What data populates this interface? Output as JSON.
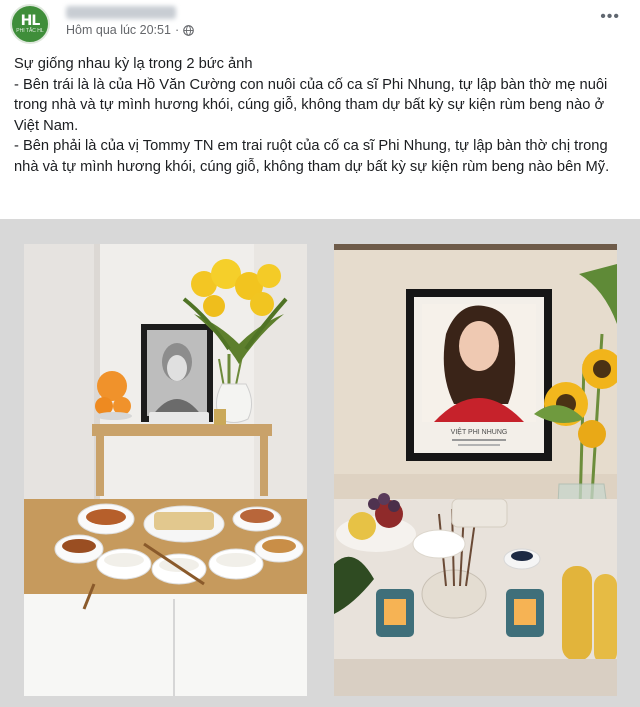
{
  "post": {
    "avatar_text": "HL",
    "avatar_subtext": "PHI TẮC HL",
    "time": "Hôm qua lúc 20:51",
    "privacy_icon": "globe-icon",
    "more_icon": "more-options-icon",
    "paragraphs": [
      "Sự giống nhau kỳ lạ trong 2 bức ảnh",
      "- Bên trái là là của Hồ Văn Cường con nuôi của cố ca sĩ Phi Nhung, tự lập bàn thờ mẹ nuôi trong nhà và tự mình hương khói, cúng giỗ, không tham dự bất kỳ sự kiện rùm beng nào ở Việt Nam.",
      "- Bên phải là của vị Tommy TN em trai ruột của cố ca sĩ Phi Nhung, tự lập bàn thờ chị trong nhà và tự mình hương khói, cúng giỗ, không tham dự bất kỳ sự kiện rùm beng nào bên Mỹ."
    ]
  },
  "photos": {
    "right_portrait_caption": "VIỆT PHI NHUNG"
  }
}
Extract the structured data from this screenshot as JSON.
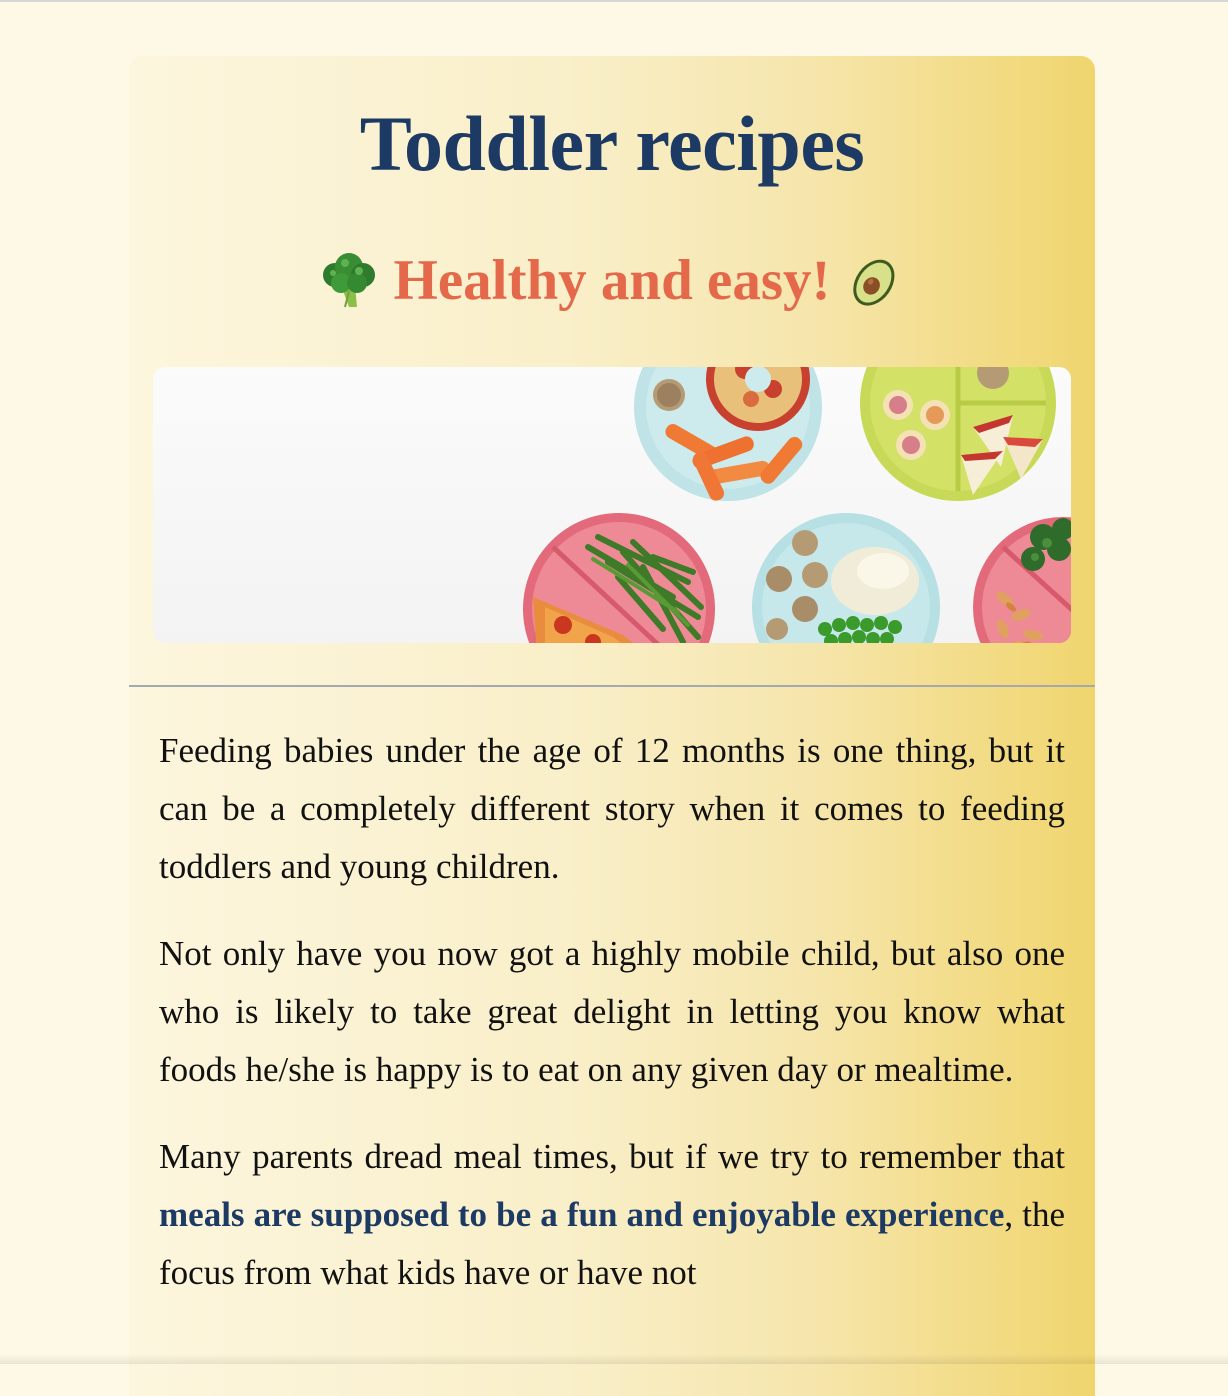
{
  "page": {
    "title": "Toddler recipes",
    "subtitle": "Healthy and easy!",
    "subtitle_icons": [
      "broccoli-icon",
      "avocado-icon"
    ],
    "hero_image": "toddler meal plates"
  },
  "article": {
    "paragraph_1": "Feeding babies under the age of 12 months is one thing, but it can be a completely different story when it comes to feeding toddlers and young children.",
    "paragraph_2": "Not only have you now got a highly mobile child, but also one who is likely to take great delight in letting you know what foods he/she is happy is to eat on any given day or mealtime.",
    "paragraph_3_start": "Many parents dread meal times, but if we try to remember that ",
    "paragraph_3_highlight": "meals are supposed to be a fun and enjoyable experience",
    "paragraph_3_end": ", the focus from what kids have or have not"
  },
  "colors": {
    "page_background": "#fdf9e6",
    "title": "#1c3a63",
    "subtitle": "#e4684a",
    "highlight": "#1c3a63",
    "card_gradient_end": "#f0d56e"
  }
}
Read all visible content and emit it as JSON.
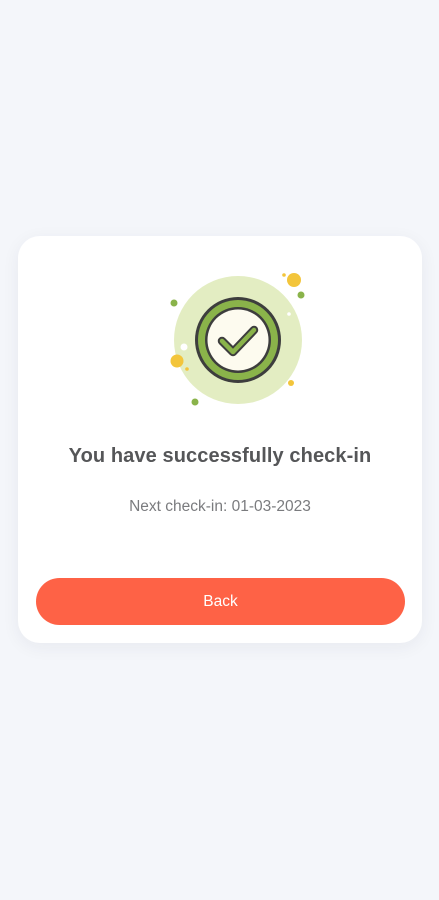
{
  "success": {
    "icon": "check-circle-icon",
    "title": "You have successfully check-in",
    "next_checkin": "Next check-in: 01-03-2023"
  },
  "actions": {
    "back_label": "Back"
  },
  "colors": {
    "background": "#f4f6fa",
    "card": "#ffffff",
    "accent": "#fe6246",
    "icon_green": "#8ab34a",
    "icon_halo": "#e3edc2",
    "dot_yellow": "#f3c53b",
    "title_text": "#555658",
    "subtitle_text": "#7a7b7e"
  }
}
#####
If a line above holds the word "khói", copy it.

» **Expected answer**
      "- Bên trái là là của Hồ Văn Cường con nuôi của cố ca sĩ Phi Nhung, tự lập bàn thờ mẹ nuôi trong nhà và tự mình hương khói, cúng giỗ, không tham dự bất kỳ sự kiện rùm beng nào ở Việt Nam.",
      "- Bên phải là của vị Tommy TN em trai ruột của cố ca sĩ Phi Nhung, tự lập bàn thờ chị trong nhà và tự mình hương khói, cúng giỗ, không tham dự bất kỳ sự kiện rùm beng nào bên Mỹ."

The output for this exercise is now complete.